That’s fair enough in many ways, and you can see the thought process there a bit better, however there are other alternatives, including harassment laws that would work better, and have fewer secondary consequences, and not even touch on First Amendment protected speech at all.
It’s the difference between a girl, and an elected government official, and that’s a rather major one.
Instead of trying to outlaw and criminalize the actions, the specific activities, there should be a focus instead of the intent behind the actions. Was the actions against the girl a bad thing? Probably, we have no details of the case in question there, but the actions against Rep Smith are clear political protest, which are protected. If his skin is so thin that he can’t stand it, then perhaps he should get out of public office.
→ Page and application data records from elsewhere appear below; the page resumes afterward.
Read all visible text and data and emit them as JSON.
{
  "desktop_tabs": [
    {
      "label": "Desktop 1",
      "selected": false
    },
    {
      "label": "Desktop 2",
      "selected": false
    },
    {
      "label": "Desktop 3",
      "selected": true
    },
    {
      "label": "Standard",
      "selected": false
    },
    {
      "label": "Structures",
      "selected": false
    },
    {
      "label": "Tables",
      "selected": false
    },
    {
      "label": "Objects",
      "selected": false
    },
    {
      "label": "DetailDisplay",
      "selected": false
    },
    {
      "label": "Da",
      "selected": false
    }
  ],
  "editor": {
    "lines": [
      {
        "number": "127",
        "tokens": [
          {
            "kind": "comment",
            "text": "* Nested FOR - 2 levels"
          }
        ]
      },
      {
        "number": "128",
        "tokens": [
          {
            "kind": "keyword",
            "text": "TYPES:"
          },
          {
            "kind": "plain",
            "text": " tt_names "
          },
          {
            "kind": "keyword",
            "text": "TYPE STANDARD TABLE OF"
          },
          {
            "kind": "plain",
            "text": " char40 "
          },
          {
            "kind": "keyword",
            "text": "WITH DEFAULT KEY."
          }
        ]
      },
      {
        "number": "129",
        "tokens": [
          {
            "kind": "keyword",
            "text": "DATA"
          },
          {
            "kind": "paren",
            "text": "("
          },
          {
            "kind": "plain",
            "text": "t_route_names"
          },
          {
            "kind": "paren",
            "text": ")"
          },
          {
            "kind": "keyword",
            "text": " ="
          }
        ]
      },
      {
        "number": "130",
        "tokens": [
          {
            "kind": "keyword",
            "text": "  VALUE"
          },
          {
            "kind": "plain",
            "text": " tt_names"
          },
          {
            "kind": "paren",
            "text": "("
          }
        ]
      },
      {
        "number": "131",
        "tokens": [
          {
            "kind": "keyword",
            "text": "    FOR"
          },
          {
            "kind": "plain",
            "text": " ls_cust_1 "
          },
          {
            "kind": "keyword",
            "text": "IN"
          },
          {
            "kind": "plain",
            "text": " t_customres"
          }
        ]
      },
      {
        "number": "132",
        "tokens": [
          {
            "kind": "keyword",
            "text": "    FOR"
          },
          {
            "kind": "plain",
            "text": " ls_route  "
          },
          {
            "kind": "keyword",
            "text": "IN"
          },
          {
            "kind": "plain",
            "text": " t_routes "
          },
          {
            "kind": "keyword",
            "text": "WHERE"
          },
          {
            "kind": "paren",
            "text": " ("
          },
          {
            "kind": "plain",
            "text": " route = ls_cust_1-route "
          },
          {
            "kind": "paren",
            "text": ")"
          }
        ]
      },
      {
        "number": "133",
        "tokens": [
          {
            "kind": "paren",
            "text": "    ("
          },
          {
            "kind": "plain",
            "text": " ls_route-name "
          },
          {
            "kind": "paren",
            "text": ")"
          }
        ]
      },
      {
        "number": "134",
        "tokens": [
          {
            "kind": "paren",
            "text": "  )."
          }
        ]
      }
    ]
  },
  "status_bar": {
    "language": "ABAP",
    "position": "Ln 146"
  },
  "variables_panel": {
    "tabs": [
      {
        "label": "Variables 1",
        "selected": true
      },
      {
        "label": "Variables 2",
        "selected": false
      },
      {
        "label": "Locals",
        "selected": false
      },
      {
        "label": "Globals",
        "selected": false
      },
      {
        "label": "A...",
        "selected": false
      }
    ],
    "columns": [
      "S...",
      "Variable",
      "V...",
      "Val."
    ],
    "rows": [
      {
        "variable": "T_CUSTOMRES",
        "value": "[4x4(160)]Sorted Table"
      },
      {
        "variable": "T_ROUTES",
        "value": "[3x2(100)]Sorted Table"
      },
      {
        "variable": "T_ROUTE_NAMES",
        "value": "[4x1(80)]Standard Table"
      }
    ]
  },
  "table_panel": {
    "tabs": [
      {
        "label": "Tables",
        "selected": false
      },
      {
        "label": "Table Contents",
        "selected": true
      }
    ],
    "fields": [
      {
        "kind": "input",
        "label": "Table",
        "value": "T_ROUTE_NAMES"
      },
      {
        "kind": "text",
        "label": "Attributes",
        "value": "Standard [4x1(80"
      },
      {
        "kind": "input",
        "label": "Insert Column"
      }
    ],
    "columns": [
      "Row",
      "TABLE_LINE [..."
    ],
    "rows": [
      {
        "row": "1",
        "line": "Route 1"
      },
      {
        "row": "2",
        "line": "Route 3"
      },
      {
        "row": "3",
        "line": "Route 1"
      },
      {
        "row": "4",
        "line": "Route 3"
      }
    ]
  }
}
If he feels the actions significantly harm him in a significantly detrimental way outside political discourse, then there are already libel laws he could use.
Likewise, there are significant vulgarity laws in place as well, cementing America's position as puritan-era prudes, at least in public.
While many politicians hate to be seen in any sort of bad light (because it harms their chances of keeping their jobs at election time) trying to outlaw things based on ‘morality’ or ‘vulgarity’ is actually quite offensive to many people, as it imposes someone else's value-system on them.
Nevertheless, this is a BAD bill, and has already raised a significant amount of attention worldwide, mostly focusing on the ridicule of Rep. Smith and the law, and as a side-note, creating a wider audience for those pictures he doesn't like.
You can also bet that even if this law went through, it wouldn’t stop people just over the Savannah river from his Augusta district, in North Augusta, South Carolina, from creating and distributing those images of him. So as well as failing the Constitutionality test, and the Appropriateness test, it also fails the effectiveness test.
Quite honestly, the best thing Reps. Smith, Dickerson, Hughley, Stephenson, Dawkins-Haigler and Dukes can do is drop the bill, and apologize for the idiocy of introducing it, and once more holding Georgia up for international ridicule. And of course, if they really want to learn about how this should be dealt with, they’re more than welcome to contact the Pirate Party of Georgia, where we can explain to them the way things work.
In the meantime, they should probably go and take a civics class at their local elementary or middle school, to learn all about things like the Constitution, and how you can’t abridge speech like this; or superseed the Constitution when they want to with a lazy one-line section 2.
31 SECTION 2.32 All laws and parts of laws in conflict with this Act are repealed.
If you don't know what laws you might be in conflict with, you either have too many laws, or you've not thought though your proposed bill enough. Either way, you've not thought before acting.